Eventually, they didn’t renew their contracts, but in 1947 went to Europe for a six-week tour across England. The tour eventually lasted for seven months, and culminated in performances in Scandinavia, France, and Belgium.
Exhausted, they returned to America, where Stan Laurel was diagnosed with diabetes, and was prescribed a long rest. Oliver Hardy was offered a small part in a charity performance of ‘What Price Glory’ with John Wayne and directed gy John ford. John Wayne was impressed with Oliver’s acting performance, and invited him to costar in his next film ‘The Fighting Kentuckian’ (1949). At first, Oliver refused because he wanted to remain loyal to the Laurel and Hardy team, but Stan convinced him to accept the part. Frank Capra was also charmed by Oliver’s performanced, and in 1950 hired him for a cameo in ‘Riding High’ with Bing Crosby.
In 1951, Laurel and Hardy made their final film in France. ‘Atoll K’ was an international production, and the shooting schedule got completely out of hand because the actors and screenwriters spoke different languages and didn’t understand each other. To make matters even worse, both Stan and Oliver got ill. Stan had to undergo a prostate operation, and Oliver suffered from heart trouble.
After returning to America, both comedians needed to get their strength back. They had already reconciled to a well-earned retirement, when they were offered another British tour, which they did in 1953 and 1954, to great acclaim.
In 1955, the new medium television seemed to herald a new future for the team. Hal Roach, Jr. had offered them a contract for a series of television films based the Tales of Mother Goose. It wasn’t meant to be. Shortly before shooting of the first film ‘Babes in the Woods’ was to begin, Stan suffered a stroke, necessitating a long recovery period. Later that year, Oliver suffered two major heart attacks from which he would never recover.

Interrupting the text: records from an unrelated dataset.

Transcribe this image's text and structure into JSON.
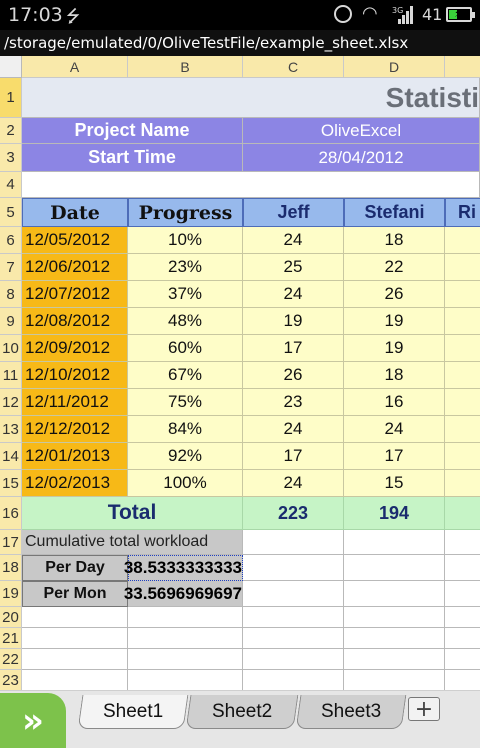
{
  "status_bar": {
    "time": "17:03",
    "network": "3G",
    "battery_percent": "41",
    "battery_level": 0.41
  },
  "path_bar": {
    "path": "/storage/emulated/0/OliveTestFile/example_sheet.xlsx"
  },
  "grid": {
    "columns": [
      "A",
      "B",
      "C",
      "D"
    ],
    "rows": [
      "1",
      "2",
      "3",
      "4",
      "5",
      "6",
      "7",
      "8",
      "9",
      "10",
      "11",
      "12",
      "13",
      "14",
      "15",
      "16",
      "17",
      "18",
      "19",
      "20",
      "21",
      "22",
      "23"
    ],
    "title": "Statisti",
    "project_name_label": "Project Name",
    "project_name_value": "OliveExcel",
    "start_time_label": "Start Time",
    "start_time_value": "28/04/2012",
    "headers": {
      "date": "Date",
      "progress": "Progress",
      "jeff": "Jeff",
      "stefani": "Stefani",
      "next": "Ri"
    },
    "data_rows": [
      {
        "date": "12/05/2012",
        "progress": "10%",
        "jeff": "24",
        "stefani": "18"
      },
      {
        "date": "12/06/2012",
        "progress": "23%",
        "jeff": "25",
        "stefani": "22"
      },
      {
        "date": "12/07/2012",
        "progress": "37%",
        "jeff": "24",
        "stefani": "26"
      },
      {
        "date": "12/08/2012",
        "progress": "48%",
        "jeff": "19",
        "stefani": "19"
      },
      {
        "date": "12/09/2012",
        "progress": "60%",
        "jeff": "17",
        "stefani": "19"
      },
      {
        "date": "12/10/2012",
        "progress": "67%",
        "jeff": "26",
        "stefani": "18"
      },
      {
        "date": "12/11/2012",
        "progress": "75%",
        "jeff": "23",
        "stefani": "16"
      },
      {
        "date": "12/12/2012",
        "progress": "84%",
        "jeff": "24",
        "stefani": "24"
      },
      {
        "date": "12/01/2013",
        "progress": "92%",
        "jeff": "17",
        "stefani": "17"
      },
      {
        "date": "12/02/2013",
        "progress": "100%",
        "jeff": "24",
        "stefani": "15"
      }
    ],
    "total_label": "Total",
    "total_jeff": "223",
    "total_stefani": "194",
    "total_next": "",
    "cumulative_label": "Cumulative total workload",
    "per_day_label": "Per Day",
    "per_day_value": "38.5333333333",
    "per_mon_label": "Per Mon",
    "per_mon_value": "33.5696969697"
  },
  "tabs": {
    "sheet1": "Sheet1",
    "sheet2": "Sheet2",
    "sheet3": "Sheet3",
    "add": "+",
    "nav": "»"
  },
  "colors": {
    "col_header_bg": "#f9e9aa",
    "date_cell_bg": "#f7b917",
    "data_cell_bg": "#fefdc8",
    "blue_header_bg": "#97b9ec",
    "purple_label_bg": "#8c85e4",
    "total_bg": "#c6f4c6",
    "gray_label_bg": "#c8c8c8",
    "nav_green": "#7dc24b"
  }
}
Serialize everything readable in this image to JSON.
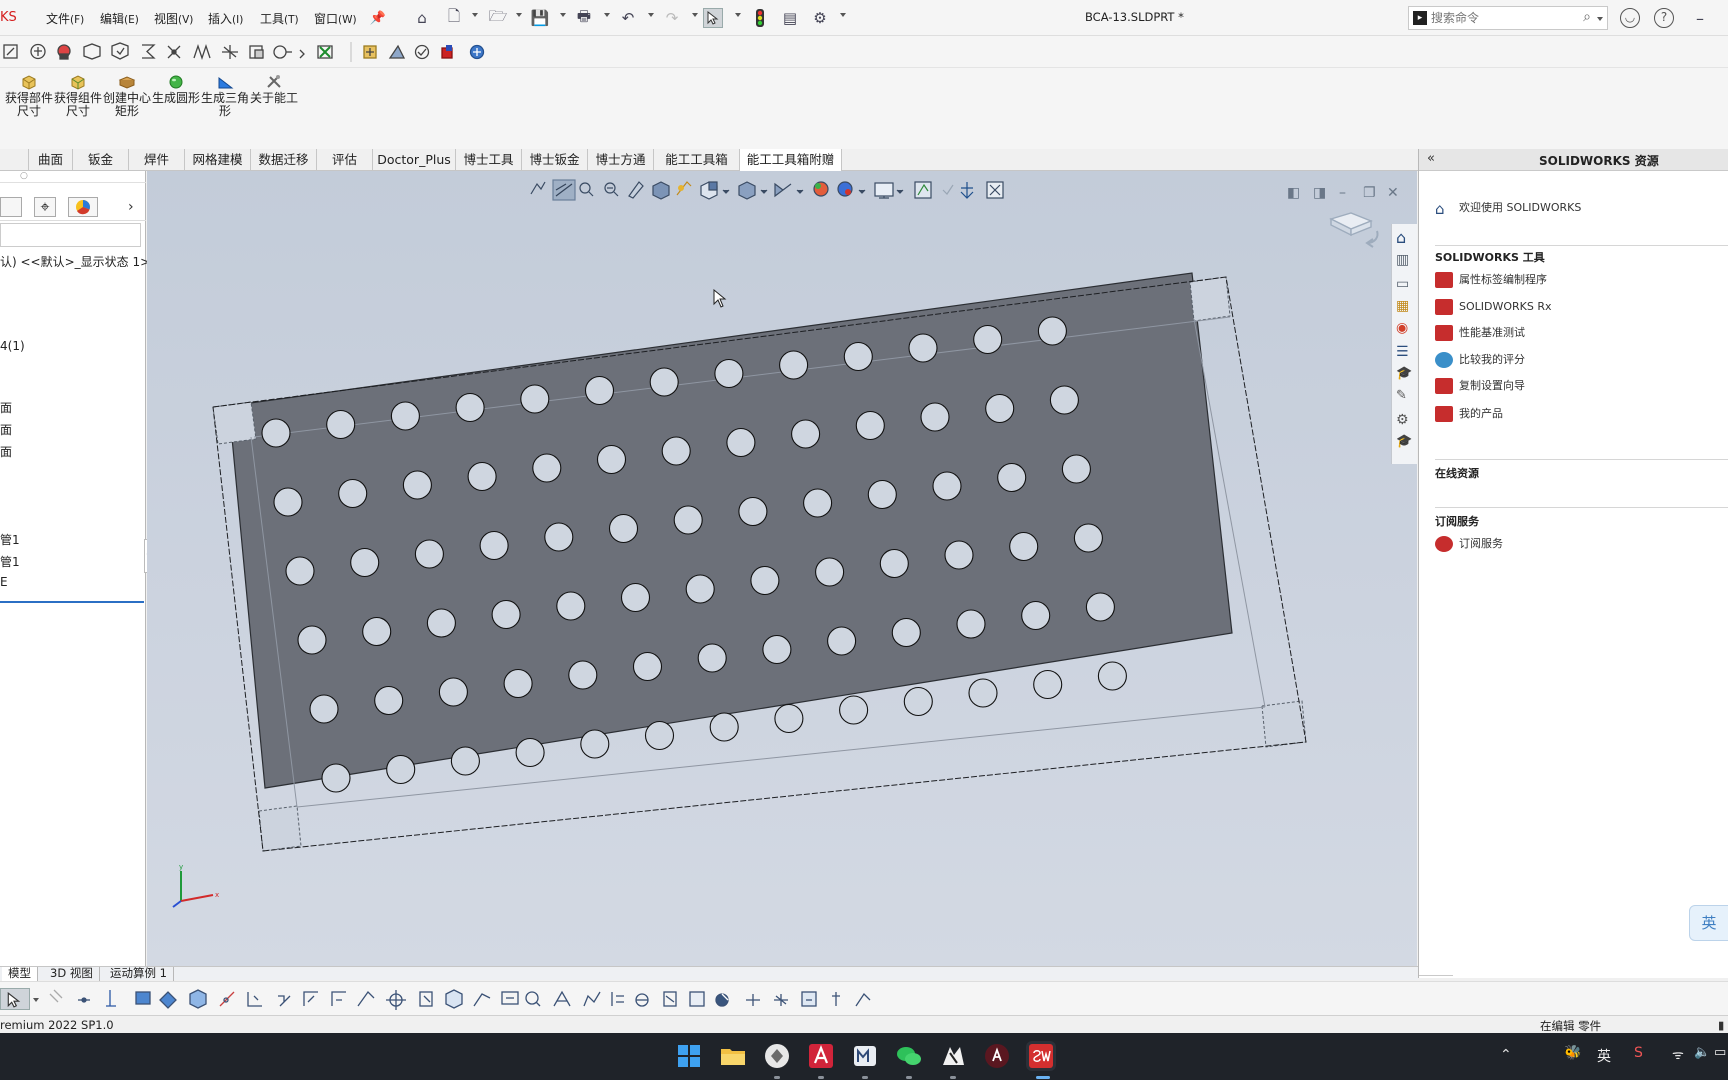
{
  "app": {
    "brand": "KS",
    "document_title": "BCA-13.SLDPRT *"
  },
  "menus": [
    {
      "label": "文件",
      "accel": "(F)"
    },
    {
      "label": "编辑",
      "accel": "(E)"
    },
    {
      "label": "视图",
      "accel": "(V)"
    },
    {
      "label": "插入",
      "accel": "(I)"
    },
    {
      "label": "工具",
      "accel": "(T)"
    },
    {
      "label": "窗口",
      "accel": "(W)"
    }
  ],
  "search": {
    "placeholder": "搜索命令"
  },
  "commands": [
    {
      "label": "获得部件尺寸"
    },
    {
      "label": "获得组件尺寸"
    },
    {
      "label": "创建中心矩形"
    },
    {
      "label": "生成圆形"
    },
    {
      "label": "生成三角形"
    },
    {
      "label": "关于能工"
    }
  ],
  "tabs": [
    "曲面",
    "钣金",
    "焊件",
    "网格建模",
    "数据迁移",
    "评估",
    "Doctor_Plus",
    "博士工具",
    "博士钣金",
    "博士方通",
    "能工工具箱",
    "能工工具箱附赠"
  ],
  "feature_tree": {
    "config_line": "认) <<默认>_显示状态 1>",
    "items": [
      "4(1)",
      "面",
      "面",
      "面",
      "管1",
      "管1",
      "E"
    ]
  },
  "task_pane": {
    "title": "SOLIDWORKS 资源",
    "welcome": "欢迎使用 SOLIDWORKS",
    "tools_header": "SOLIDWORKS 工具",
    "tools": [
      "属性标签编制程序",
      "SOLIDWORKS Rx",
      "性能基准测试",
      "比较我的评分",
      "复制设置向导",
      "我的产品"
    ],
    "online_header": "在线资源",
    "subscription_header": "订阅服务",
    "subscription_items": [
      "订阅服务"
    ]
  },
  "bottom_tabs": [
    "模型",
    "3D 视图",
    "运动算例 1"
  ],
  "status": {
    "version": "remium 2022 SP1.0",
    "editing": "在编辑 零件"
  },
  "ime": {
    "label": "英"
  },
  "taskbar": {
    "ime": "英"
  },
  "triad": {
    "x": "x",
    "y": "y"
  }
}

After a series of heart attacks, Oliver ‘Babe’ Hardy died on August 7, 1957. His ashes were interred in the Masonic Gardon of Valhalla Memorial Park in North Hollywood.
Oliver Hardy has a star on the ‘Hollywood Walk of Fame, at 1500 Vine Street.